The infectious tune has an animated film clip filled with cartoon characters dying while doing Darwin Award-winning acts, such as poking grizzly bears with sticks, eating rotten pies and skinny-dipping in piranha-infested waters.

It ends with three characters being killed by falling off a station platform into the path of a speeding train, driving around boom gates, and walking across train tracks, to the line "these must be some of the dumbest ways to die".

The video is targeted at a younger audience and will lead a campaign called Be Safe Around Trains, to be launched on Monday. It was leaked to Fairfax Media today.

Metro's spokesman Daniel Hoare said the campaign was an attempt to take a progressive approach to safety warnings, in the hope it would reach an audience generally resistant to the more typical po-faced lectures.

"We set out to find an innovative way to reach young people who see themselves as indestructible," Mr Hoare said.

"We felt images of body bags were more likely to have an impact on their parents, so we wanted to engage with young people in a way we think might appeal to them a bit more."

Mr Hoare said Metro was prepared for a backlash from some people who might take offence at its use of humour to tackle a problem that causes multiple deaths every year.

"Some people might have an issue with us making light of what is a serious topic, but if we can save one life or avoid serious injury, then that's how we'll measure the success of this campaign," he said.

"Every week our staff witness serious accidents or near misses across our network. We hope people can engage with what we think is a catchy song and they might think twice before taking risks around trains."

Metro recorded 979 slips, trips and falls by passengers in its annual safety report for 2011-12, with injuries ranging from minor wounds to serious injuries to the head and face.

It reported 23 collisions between a train and a person, not counting suicides or attempted suicides. Six pedestrians were hit at a level crossing, two of whom were killed.
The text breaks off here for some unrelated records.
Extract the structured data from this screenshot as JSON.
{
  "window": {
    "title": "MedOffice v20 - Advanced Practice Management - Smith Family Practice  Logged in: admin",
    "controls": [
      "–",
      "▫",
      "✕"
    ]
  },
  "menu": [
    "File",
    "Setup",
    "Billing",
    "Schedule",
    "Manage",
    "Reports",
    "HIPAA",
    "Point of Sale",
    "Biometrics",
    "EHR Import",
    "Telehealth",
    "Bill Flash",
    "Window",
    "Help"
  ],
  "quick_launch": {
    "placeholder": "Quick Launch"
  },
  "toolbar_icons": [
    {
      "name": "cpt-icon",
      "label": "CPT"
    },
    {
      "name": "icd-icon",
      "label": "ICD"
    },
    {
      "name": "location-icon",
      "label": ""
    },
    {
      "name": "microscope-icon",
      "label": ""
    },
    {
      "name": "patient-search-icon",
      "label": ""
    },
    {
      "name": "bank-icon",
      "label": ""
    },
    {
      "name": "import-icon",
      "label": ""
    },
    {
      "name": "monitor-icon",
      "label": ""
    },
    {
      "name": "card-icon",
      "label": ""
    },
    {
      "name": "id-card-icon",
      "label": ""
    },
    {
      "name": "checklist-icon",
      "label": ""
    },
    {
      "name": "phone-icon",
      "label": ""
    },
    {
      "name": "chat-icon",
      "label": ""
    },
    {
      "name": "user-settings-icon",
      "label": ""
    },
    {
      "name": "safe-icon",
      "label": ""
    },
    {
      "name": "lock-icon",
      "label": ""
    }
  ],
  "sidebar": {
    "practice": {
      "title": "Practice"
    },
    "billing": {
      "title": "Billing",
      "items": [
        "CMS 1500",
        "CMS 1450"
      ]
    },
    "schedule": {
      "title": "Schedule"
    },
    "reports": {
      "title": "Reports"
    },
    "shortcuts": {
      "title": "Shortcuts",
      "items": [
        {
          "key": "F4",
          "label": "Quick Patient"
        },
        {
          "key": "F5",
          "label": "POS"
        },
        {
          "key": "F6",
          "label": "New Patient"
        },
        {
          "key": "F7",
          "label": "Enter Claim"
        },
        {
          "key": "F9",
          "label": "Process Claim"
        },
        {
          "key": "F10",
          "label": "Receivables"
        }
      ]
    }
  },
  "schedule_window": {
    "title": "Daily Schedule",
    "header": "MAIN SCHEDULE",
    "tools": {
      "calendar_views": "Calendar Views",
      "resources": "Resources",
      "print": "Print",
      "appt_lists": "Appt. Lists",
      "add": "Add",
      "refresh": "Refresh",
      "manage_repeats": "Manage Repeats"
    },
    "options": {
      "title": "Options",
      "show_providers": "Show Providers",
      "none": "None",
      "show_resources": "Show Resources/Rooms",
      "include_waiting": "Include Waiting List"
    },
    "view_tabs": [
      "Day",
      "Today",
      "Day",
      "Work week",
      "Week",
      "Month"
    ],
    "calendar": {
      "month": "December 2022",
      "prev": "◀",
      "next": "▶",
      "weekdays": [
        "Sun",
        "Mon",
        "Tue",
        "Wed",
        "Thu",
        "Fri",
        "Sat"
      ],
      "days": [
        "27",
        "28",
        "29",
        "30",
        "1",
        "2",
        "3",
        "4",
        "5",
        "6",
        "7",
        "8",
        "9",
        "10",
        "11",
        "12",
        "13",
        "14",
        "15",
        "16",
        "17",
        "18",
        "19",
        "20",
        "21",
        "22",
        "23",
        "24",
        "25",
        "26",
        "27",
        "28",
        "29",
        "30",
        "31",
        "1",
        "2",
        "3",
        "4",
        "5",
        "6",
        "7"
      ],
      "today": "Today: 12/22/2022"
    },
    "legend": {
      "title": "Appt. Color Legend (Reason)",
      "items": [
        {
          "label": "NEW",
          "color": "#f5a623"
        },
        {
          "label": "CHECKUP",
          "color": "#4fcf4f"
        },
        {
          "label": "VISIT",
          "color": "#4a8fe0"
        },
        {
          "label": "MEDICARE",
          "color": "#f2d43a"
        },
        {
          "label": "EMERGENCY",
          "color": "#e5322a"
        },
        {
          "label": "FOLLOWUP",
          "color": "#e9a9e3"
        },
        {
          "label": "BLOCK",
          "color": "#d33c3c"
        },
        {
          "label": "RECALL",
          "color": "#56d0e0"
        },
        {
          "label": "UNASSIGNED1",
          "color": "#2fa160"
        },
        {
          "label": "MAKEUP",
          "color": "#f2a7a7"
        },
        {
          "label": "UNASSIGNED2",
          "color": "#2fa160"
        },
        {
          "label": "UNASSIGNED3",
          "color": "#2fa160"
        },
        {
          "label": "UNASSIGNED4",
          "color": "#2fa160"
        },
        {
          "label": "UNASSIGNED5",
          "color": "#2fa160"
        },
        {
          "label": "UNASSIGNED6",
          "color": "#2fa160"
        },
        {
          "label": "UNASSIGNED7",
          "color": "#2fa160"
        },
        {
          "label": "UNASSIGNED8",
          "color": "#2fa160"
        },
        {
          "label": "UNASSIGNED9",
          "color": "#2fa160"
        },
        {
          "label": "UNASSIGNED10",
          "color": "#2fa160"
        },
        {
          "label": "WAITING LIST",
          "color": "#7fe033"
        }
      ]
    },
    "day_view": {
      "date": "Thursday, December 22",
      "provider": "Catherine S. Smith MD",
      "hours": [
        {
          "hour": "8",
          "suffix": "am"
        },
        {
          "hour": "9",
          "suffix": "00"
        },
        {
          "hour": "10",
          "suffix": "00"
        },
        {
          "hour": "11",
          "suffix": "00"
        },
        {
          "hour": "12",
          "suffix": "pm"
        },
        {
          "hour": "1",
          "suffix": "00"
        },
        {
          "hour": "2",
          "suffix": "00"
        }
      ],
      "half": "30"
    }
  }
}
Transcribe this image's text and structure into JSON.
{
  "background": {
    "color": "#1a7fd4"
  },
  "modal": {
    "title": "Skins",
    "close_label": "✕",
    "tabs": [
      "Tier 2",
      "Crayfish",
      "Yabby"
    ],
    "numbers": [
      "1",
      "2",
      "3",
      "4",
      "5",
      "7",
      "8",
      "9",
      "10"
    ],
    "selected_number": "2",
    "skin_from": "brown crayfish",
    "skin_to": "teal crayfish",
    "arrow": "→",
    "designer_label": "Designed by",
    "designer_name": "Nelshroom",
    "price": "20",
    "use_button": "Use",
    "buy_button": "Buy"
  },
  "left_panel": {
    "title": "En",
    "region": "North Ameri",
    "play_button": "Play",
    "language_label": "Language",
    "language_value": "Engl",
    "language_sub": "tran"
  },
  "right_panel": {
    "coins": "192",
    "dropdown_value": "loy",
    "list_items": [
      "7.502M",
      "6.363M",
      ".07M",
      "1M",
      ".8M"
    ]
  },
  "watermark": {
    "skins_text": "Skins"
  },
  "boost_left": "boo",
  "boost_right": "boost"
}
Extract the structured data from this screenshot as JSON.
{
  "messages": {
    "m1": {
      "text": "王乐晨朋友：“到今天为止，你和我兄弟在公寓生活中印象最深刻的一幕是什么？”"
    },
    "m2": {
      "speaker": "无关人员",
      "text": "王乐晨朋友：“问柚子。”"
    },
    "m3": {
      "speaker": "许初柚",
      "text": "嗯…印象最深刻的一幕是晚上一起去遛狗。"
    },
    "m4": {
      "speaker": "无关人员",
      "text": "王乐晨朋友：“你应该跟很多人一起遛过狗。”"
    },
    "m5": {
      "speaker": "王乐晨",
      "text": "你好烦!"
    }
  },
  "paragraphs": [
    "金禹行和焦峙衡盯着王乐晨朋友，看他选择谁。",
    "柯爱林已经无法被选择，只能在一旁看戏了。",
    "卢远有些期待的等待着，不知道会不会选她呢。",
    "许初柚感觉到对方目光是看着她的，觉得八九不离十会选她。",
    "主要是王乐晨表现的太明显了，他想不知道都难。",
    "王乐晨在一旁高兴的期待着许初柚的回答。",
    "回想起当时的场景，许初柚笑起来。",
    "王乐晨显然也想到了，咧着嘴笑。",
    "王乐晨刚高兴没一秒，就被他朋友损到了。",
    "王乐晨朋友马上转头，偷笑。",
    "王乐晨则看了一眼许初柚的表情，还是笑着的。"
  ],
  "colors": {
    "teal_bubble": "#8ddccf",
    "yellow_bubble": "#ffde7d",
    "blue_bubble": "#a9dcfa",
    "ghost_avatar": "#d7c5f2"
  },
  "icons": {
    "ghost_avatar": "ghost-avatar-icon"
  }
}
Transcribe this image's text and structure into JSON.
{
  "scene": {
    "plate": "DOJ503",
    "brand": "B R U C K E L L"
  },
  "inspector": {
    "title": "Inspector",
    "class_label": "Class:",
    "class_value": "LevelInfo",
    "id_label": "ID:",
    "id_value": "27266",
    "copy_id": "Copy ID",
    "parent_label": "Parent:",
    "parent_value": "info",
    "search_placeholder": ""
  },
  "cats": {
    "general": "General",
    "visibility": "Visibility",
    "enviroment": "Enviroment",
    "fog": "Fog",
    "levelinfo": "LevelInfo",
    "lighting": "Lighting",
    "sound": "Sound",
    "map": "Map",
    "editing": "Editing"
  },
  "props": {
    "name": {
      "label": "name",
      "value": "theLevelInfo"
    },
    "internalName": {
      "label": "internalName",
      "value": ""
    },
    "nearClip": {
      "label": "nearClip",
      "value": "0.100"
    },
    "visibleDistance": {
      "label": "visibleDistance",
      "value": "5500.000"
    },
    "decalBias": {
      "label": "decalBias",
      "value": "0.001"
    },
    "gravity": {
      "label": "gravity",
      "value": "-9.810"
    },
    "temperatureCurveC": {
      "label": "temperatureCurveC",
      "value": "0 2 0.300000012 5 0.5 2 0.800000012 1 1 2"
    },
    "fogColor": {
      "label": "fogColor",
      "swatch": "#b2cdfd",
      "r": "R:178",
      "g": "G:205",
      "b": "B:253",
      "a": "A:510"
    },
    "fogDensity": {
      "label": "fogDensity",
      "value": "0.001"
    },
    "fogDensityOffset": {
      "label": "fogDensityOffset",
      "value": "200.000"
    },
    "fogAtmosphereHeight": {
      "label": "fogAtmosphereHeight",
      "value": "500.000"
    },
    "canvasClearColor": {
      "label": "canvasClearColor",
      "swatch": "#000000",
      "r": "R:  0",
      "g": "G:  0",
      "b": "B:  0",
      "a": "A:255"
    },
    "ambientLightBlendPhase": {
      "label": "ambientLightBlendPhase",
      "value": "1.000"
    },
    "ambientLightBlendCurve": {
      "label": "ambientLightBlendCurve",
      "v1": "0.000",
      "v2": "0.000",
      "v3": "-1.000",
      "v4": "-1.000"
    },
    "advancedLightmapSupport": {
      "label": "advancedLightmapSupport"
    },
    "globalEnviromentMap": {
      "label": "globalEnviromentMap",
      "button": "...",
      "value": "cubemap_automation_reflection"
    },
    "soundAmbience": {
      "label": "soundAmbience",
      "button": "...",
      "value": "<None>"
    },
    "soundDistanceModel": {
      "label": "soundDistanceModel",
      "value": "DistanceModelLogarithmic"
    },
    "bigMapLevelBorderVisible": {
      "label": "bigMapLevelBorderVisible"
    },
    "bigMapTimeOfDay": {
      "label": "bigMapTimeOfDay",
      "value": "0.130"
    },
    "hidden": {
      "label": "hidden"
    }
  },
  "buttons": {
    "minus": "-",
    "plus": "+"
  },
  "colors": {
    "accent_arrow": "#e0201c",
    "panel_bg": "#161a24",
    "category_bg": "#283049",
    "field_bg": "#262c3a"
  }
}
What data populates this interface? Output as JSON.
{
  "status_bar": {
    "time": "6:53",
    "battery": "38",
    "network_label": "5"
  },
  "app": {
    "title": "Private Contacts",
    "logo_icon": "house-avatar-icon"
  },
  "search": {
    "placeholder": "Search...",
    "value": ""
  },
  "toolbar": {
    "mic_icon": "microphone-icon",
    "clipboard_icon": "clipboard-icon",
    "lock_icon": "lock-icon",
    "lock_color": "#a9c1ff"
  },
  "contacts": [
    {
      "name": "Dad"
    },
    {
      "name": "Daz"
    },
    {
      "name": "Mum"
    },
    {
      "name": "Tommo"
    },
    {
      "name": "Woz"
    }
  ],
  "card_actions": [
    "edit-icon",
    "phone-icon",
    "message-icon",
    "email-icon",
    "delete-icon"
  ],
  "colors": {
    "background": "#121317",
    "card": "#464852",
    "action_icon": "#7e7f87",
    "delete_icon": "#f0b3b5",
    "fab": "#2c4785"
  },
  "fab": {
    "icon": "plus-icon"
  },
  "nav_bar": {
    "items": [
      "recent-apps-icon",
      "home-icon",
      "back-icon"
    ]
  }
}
There were also 11 collisions with vehicles at level crossings, three of which resulted in a death, and 74 near misses.

The annual report's figures do not include the recent major collision between a train and a prime mover on the Cranbourne line, in which one passenger was killed and 13 people were injured, including the train driver.